I had the very good fortune of attending the debut of this latest episode of the Hillman Photography Initiative’s video series, The Invisible Photograph, over the weekend at the Carnegie Library/Museum of Art. The film is just 20 minutes or so long and covers the nerdtastic work of artists and retro computer boffins who extracted Andy Warhol’s mid-80s Amiga experimentations.

The event itself was both a screening of the above video and a panel discussion with Cory Arcangel, Golan Levin, Keith Bare, Michael Dille and John Ippolito – the latter being my favorite part as it was both deeply philosophical and extreme humorous. What’s more, some of the original Commodore engineers who were tasked with working alongside Warhol in preparation for the Lincoln Center Amiga reveal turned up in the crowd and shared amazing anecdotes.

Definitely check out the Hillman Photography Initiative via NowSeeThis.org.

Also turning 30 this month

I’m happy to say that I’ve only spent 20 days in a world without the Mac.  It’s really come to define my day to day life as a platform and a phenomenon and I’m not sure where I’d be professionally or creatively without it.  And that’s not just fanatic gushing – the Mac was how I taught myself to be who I am in my career today.

Check out Apple’s entire Thirty Years of Mac feature for more on what others think of the little computer that could do so much.

Watch: “Do Digital Natives Exist?”
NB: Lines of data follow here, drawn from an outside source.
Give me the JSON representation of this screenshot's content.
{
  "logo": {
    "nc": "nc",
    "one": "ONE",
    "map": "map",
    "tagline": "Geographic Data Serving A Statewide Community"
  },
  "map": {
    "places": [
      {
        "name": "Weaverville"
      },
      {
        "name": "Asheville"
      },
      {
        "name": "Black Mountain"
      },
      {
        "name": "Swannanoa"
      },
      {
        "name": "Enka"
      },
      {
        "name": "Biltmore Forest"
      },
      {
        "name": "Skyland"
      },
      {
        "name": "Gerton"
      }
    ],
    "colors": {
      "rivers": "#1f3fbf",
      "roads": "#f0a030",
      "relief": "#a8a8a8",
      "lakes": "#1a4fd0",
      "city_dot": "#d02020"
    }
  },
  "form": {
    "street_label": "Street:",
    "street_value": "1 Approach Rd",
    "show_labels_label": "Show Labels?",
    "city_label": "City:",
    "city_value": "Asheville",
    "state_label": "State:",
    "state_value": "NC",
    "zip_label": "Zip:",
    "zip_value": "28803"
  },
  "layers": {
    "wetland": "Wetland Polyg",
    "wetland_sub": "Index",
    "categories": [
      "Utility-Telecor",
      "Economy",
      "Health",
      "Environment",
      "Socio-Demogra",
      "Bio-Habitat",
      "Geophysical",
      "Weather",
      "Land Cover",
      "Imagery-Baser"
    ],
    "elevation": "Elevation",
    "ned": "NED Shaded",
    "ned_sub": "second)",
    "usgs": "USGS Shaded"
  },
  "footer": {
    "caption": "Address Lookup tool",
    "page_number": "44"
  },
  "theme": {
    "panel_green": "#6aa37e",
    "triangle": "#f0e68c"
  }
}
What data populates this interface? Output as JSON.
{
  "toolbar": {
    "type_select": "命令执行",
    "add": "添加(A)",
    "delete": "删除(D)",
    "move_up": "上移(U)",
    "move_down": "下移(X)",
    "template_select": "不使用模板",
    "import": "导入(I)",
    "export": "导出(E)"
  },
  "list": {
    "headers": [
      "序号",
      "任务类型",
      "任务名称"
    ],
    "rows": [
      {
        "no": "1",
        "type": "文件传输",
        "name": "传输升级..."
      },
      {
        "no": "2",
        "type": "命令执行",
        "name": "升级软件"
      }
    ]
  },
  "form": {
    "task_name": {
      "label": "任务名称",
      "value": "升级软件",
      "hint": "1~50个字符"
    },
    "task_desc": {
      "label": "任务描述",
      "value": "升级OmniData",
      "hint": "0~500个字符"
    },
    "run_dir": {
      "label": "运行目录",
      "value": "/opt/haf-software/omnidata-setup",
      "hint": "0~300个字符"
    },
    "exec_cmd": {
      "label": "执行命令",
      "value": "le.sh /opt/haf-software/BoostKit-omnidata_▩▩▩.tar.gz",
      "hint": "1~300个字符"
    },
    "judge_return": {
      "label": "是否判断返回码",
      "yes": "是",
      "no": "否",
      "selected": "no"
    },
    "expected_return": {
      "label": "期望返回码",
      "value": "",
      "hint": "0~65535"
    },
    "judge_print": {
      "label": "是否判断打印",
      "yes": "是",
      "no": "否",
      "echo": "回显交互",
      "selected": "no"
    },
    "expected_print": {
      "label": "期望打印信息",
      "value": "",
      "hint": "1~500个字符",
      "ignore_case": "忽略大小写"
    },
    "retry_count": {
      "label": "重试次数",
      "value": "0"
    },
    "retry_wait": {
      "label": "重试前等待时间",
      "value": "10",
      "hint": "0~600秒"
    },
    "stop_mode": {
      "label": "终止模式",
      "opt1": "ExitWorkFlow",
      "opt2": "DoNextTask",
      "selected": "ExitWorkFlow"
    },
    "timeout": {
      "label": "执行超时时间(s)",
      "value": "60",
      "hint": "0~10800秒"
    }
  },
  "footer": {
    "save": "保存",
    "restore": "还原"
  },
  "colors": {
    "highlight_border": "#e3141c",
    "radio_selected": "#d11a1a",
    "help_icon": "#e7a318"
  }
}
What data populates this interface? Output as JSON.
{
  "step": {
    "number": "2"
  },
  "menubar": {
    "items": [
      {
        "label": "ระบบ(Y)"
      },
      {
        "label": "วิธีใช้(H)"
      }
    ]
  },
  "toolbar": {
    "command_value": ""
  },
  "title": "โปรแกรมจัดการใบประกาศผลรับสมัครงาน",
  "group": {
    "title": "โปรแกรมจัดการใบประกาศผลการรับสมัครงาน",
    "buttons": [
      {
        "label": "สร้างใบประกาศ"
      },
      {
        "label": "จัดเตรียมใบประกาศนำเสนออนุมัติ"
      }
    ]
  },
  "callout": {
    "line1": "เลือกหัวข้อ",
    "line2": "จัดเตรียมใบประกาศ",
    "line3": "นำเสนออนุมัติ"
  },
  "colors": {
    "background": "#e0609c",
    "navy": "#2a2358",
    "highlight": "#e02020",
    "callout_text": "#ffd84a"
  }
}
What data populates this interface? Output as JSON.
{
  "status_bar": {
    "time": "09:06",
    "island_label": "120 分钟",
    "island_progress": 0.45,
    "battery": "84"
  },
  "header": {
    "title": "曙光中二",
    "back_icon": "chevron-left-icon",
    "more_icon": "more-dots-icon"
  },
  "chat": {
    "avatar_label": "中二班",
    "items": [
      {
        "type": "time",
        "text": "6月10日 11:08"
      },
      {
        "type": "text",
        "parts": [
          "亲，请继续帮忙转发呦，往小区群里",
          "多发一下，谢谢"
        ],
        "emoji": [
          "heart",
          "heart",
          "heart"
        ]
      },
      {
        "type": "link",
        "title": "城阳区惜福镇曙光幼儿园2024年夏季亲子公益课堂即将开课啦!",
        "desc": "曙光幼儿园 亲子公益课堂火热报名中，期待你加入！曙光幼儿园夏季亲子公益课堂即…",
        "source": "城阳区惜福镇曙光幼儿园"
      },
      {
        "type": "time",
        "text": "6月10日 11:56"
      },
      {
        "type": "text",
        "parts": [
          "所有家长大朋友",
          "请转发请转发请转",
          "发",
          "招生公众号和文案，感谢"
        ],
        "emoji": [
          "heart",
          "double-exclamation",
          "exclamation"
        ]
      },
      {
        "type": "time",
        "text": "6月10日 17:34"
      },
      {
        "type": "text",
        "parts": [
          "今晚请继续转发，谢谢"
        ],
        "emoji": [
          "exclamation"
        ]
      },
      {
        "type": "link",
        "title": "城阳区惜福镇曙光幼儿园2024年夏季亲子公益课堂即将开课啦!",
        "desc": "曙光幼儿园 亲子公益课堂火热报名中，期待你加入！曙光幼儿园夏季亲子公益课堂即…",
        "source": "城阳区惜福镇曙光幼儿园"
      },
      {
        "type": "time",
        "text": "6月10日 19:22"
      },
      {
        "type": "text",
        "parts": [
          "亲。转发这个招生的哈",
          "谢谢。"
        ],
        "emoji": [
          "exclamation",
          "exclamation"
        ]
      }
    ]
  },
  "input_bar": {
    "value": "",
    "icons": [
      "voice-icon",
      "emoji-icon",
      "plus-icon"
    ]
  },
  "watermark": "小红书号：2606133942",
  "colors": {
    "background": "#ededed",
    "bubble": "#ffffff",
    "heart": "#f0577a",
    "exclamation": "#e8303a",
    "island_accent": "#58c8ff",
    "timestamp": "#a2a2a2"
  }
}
I can’t tell you the number of times that faculty (or my mother) have told me that they just don’t understand computers in the way that I do because they didn’t have them around for their entire lives.  I certainly understand the sentiment, but it really falls apart on closer inspection.  The first computer that I used (an Apple IIe) bears very little resemblance to the iPad mini I use to browse the web for videos like this one.  Those that are considered “digital natives” are forced to adapt just as much as those born before computers existed.  And they also need training and support on tools that they are unfamiliar with, just like anyone else.  So you can imagine my moment of “right on-ness” with this latest Idea Channel transmission.  What do you think?

Let’s fast-track this one, shall we?

I was prepared to roll my eyes at another airline “innovation” but I can actually get behind Morph from seymourpowell.  Imagine being able to upgrade your seat without the stupid divisions between front and back of the plane.  Or just to have reclining functions without encroaching on or being encroached upon by – other passengers.  I’d imagine the use of no foam also cuts down on the environmental impact of manufacturing all of those seats and prevents them from wearing out as quickly, to boot.  If only the seats could also roll forward and backward…

Fully charged

Honestly, I don’t think io9 was excited enough about the supercapacitor – found by accident – profiled in this video.  Holy crud, this could change so much so quickly if it all pans out!

Slash the trash

Wired today has presented some design concepts from a Masters thesis project by newly minted creative person, Aaron Mickelson.  The goal of the project, entitled The Disappearing Package, is to reduce consumer waste from exorbitant amounts of packaging on our day to day items.  For example:

5-NIVEA-Method

There are more interesting concepts over at Wired so check them out.  While not perfect (as pointed out viciously by a few commenters) the intention is noble and the ideas are certainly novel.  It does, though, remind me at least a little of this Portlandia sketch:

Both food for thought and food for rats…